‘Night Comes Early’

Blue Slipper farce kicks off Friday evening
By: 
Nate Howard —
Thursday, August 16, 2018

Enterprise photos by Nate Howard

Dan, a set construction worker, left, played by Sean DePaso, attempts to communicate with an intoxicated Harry Bullard, played by Steven Harris-Weiel, the town’s undertaker, who reads lines into a knife as if it’s a microphone to Lynn, the assistant set contraction worker played by Elizabeth Hewey.

Dan, left, attempts to communicate with an intoxicated Harry Bullard, the town’s undertaker, who reads lines into a knife as if it’s a microphone to Lynn, the assistant set contraction worker.

Harry Bullard, played by Steven Harris-Weiel, the town’s undertaker, flirts aggressively with Amanda Bailey played by Kory Gunderson.

For those about to cry, consider laughing, at the expense of the Blue Slipper Theatre in their production of a farce, “Night Comes Early,” a fast paced comedy by Burton Bumgarner.

It’s a schadenfreude kin-ofthing — the German word which describes the wicked joy one finds in another’s struggle.

Disaster comes to a small community theater in present-day Michigan, which is having a hell of a time making the show even coherent.

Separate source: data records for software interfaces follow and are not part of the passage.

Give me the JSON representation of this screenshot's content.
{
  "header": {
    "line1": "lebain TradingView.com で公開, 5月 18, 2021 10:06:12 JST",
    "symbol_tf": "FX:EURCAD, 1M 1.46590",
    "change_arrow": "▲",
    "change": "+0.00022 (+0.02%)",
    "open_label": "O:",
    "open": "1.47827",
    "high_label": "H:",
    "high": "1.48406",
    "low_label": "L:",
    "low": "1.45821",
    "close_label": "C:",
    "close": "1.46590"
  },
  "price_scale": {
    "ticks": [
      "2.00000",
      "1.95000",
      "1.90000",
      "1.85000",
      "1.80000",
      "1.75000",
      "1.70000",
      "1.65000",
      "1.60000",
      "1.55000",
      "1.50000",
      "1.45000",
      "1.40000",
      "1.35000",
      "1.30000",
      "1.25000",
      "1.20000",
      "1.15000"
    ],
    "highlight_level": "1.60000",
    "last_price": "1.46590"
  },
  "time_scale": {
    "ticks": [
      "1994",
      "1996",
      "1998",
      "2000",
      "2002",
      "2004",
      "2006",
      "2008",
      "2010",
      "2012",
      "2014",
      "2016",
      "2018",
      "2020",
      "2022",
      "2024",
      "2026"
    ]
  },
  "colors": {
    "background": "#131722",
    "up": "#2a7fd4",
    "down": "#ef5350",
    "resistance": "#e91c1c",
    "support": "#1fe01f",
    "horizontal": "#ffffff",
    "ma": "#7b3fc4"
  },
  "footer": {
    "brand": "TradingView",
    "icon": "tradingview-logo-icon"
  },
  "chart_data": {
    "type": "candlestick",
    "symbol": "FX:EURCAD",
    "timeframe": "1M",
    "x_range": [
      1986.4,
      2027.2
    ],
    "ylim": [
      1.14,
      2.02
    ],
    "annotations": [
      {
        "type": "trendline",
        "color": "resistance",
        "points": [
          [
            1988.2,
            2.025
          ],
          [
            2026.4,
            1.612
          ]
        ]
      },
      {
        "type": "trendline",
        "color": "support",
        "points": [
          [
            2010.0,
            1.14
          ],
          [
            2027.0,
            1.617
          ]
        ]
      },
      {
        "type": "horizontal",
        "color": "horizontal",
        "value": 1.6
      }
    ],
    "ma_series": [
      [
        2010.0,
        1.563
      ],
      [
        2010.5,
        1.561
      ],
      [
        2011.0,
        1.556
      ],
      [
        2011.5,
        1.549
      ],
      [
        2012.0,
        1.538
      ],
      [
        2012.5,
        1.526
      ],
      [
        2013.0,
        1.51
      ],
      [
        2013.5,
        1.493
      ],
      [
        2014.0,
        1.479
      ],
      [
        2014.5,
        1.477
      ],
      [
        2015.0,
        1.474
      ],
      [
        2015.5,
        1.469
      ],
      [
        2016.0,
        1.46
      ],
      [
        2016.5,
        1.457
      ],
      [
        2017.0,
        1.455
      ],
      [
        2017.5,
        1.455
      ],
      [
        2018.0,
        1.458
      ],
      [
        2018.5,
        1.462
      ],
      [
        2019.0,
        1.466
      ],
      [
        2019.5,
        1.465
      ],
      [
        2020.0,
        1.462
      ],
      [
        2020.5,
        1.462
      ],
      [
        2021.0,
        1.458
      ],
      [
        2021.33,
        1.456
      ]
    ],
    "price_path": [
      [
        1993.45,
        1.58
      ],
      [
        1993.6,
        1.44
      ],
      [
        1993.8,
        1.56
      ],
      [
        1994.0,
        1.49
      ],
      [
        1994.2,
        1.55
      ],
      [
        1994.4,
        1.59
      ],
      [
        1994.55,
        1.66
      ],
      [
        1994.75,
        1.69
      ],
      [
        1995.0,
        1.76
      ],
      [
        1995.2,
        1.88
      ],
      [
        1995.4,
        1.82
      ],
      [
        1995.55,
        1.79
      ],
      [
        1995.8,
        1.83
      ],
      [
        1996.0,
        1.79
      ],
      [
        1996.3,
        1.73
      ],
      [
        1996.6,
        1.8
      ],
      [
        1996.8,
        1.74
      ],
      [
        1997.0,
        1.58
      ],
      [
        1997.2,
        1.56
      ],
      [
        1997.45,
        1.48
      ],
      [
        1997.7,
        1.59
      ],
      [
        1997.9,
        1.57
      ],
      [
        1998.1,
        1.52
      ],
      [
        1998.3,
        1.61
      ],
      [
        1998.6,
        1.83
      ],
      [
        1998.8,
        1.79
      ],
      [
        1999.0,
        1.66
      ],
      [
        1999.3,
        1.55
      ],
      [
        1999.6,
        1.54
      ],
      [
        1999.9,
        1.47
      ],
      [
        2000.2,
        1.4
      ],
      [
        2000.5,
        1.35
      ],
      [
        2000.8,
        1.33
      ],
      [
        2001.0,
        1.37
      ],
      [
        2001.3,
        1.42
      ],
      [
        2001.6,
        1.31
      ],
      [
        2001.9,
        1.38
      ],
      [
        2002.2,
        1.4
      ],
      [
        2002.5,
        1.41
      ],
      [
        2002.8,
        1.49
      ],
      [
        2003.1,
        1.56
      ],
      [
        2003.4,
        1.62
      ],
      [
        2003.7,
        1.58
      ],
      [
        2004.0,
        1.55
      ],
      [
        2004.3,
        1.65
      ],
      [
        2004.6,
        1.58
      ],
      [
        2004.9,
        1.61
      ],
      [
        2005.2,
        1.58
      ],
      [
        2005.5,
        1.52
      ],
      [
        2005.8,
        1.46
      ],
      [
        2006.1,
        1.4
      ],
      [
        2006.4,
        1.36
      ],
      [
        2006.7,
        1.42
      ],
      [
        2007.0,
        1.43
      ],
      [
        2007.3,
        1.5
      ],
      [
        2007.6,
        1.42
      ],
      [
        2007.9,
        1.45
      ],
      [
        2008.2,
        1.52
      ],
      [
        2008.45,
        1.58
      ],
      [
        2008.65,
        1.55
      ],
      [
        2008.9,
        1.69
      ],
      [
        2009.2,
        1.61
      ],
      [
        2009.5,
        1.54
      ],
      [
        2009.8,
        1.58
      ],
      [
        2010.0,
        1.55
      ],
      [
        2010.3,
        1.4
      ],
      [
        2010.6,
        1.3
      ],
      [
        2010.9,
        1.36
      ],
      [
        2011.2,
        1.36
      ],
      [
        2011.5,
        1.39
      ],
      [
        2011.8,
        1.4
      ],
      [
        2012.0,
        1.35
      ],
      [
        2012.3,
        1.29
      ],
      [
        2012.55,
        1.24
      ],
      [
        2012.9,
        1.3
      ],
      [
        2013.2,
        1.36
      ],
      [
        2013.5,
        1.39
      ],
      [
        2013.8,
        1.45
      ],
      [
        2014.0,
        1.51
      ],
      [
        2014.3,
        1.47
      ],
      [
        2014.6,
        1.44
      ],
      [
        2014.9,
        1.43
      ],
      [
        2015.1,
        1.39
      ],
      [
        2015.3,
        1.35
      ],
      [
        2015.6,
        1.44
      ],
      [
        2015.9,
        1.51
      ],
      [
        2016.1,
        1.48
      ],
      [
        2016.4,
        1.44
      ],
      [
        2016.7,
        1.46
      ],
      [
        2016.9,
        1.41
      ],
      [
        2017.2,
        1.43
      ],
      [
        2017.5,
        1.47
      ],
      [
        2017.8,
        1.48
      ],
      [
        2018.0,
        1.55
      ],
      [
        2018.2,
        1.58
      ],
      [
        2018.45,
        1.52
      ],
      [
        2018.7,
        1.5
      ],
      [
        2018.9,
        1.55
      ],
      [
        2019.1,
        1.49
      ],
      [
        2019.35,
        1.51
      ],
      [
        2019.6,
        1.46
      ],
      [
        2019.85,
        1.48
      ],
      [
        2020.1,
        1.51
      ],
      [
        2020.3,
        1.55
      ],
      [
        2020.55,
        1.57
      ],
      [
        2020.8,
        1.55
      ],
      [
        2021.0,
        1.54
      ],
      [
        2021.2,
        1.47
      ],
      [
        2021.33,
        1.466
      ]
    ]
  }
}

The audience has a true but exaggerated view of the behind-the-scenes production of community theater, and sympathy for the cast is overcome with laughter.

If there is a thread throughout the story, it’s more like barbed wire.

Cast members forget their lines, read lines from the wrong scene, even read stage directives. Some actors quit forcing others to take on multiple roles in both gender.

Harry Ballard, the town’s undertaker, played by Steven Harris Weiel, is a character that sums up the show.

He enters in Act 2 wearing a hospital gown, an arm sling, a foot brace, drinks from a flask, empties a pill bottle in his mouth and passes out.

Freddie Mercury sings of the catastrophic situation of the show’s director, Missy Bailey, played by Chaeli Mulholland, in “Show Must Go On.”

“Can I please get a blackout?” pleads Bailey on stage as if to put her out of her misery.

Off stage, the veteran actress and former Livingston resident, now living in Arizona, said leaving theater in Livingston was as hard as leaving her daughters, ages 20 and 23 in Bozeman.

Kory Gunderson, a co-cast member and friend of Mulholland, had called Mulholland and told her the perfect part for her.

Mulholland took a six-week leave from work and returned to Livingston for the show.

“I’d of come back for any show,” she said.

Performances of “Night Comes Early” are on weekends Aug. 17 through Sept. 2, Fridays and Saturdays at 8 p.m. and Sundays at 3 p.m.

The Blue Slipper Theatre is located at 113 E. Callender St. in Livingston.